Homebound: Reflections on Spatial Difference as a Suburban Child


  • Sunjay Mathuria Concordia University


In this paper, I reflect on my experiences growing up in the suburbs and how I connected with spatial texts on television and in novels while being homebound. I discuss how Canadian youth television and literary texts offer those who are spatially limited or less mobile (such as suburban children) to observe how others navigate spatial difference and injustice, and reflect on their own relationships with place. For myself, the Degrassi series and Ready or Not provided insight into how a familiar place (Toronto) can be represented, especially when coupled with children navigating class and mobility. Laurence Yep’s historical fiction novels depict early Chinese American experiences, and similarly offered an understanding of how child protagonists spatially respond to discrimination and injustice. These reflections, in turn, allowed me to contemplate my own sense of place and while homebound, not feel as isolated.

Author Biography

Sunjay Mathuria, Concordia University

PhD student in Geography at Concordia University. Through my research, I would like to look into spatial resistance and spatial narratives within literary fiction and understand how they exist alongside official planning narratives from the same cities. I also have a background in city planning, with a Master of Planning and a Bachelor of Journalism (Journalism and English majors). 


Mathuria, S. (2011) The Living and Breathing City: Representations of Urban and Suburban Toronto in Canadian Youth Television. Canadian Studies thesis. Dalhousie University.

Reimer, M. (2008) Home Words: Discourses of Children’s Literature in Canada. Waterloo: Wilfred Laurier University Press.

Yep, L. (1975) Dragonwings. New York: Harper Collins.

Yep, L. (1991) The Star Fisher.

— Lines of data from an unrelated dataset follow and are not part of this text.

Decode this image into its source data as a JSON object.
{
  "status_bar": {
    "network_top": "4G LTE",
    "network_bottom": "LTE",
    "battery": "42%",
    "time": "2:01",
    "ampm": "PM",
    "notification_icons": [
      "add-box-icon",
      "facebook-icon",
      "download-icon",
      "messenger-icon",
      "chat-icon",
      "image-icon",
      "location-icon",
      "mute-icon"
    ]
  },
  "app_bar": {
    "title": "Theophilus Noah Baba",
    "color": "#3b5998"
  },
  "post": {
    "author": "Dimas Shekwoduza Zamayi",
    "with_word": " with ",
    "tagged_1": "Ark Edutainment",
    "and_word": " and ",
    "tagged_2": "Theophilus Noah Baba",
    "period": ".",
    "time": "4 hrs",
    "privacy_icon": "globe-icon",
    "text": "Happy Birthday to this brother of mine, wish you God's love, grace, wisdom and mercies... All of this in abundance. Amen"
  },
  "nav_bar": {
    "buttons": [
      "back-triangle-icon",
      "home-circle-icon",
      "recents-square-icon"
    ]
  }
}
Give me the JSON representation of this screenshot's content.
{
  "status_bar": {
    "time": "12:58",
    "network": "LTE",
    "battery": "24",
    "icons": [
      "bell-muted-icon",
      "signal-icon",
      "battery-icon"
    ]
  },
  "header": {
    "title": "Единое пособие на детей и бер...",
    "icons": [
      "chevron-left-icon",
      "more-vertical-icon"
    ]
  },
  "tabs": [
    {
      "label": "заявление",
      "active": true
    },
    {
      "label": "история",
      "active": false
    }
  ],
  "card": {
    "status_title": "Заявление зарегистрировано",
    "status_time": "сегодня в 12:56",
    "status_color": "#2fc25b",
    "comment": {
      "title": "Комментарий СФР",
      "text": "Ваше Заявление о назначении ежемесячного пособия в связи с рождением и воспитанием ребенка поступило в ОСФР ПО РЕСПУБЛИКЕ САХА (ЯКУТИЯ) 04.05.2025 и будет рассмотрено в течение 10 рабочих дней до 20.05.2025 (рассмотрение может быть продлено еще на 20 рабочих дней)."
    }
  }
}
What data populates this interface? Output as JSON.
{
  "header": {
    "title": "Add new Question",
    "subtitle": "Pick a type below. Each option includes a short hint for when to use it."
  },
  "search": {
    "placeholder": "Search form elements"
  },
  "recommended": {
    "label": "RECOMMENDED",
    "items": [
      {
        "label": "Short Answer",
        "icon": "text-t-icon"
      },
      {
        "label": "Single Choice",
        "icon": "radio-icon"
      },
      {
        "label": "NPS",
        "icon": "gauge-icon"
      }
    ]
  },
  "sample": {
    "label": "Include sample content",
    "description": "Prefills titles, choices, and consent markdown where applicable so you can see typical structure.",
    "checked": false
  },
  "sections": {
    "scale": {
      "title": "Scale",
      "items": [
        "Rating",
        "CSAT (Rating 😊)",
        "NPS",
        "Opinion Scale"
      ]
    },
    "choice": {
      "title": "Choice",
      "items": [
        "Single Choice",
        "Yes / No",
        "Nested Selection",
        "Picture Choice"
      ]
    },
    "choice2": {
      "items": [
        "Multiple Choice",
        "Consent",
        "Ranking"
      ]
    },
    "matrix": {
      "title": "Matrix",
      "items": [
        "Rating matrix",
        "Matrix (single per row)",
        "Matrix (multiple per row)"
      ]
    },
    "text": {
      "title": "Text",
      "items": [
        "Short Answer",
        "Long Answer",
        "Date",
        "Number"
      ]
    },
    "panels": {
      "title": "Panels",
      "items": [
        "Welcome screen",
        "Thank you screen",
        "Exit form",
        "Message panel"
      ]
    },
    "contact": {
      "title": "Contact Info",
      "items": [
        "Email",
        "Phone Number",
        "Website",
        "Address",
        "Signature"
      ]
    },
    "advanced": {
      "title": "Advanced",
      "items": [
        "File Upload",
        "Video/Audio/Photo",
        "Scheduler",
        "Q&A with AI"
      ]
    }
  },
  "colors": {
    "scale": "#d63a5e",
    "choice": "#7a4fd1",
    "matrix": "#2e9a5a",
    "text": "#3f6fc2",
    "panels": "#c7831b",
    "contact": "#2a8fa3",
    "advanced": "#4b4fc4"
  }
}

New York: Scholastic Inc.

Yep, L. (2005) ‘The Outsider in Fiction and Fantasy.’ The English Journal, 94(3), pp. 52-54.






Thinking Space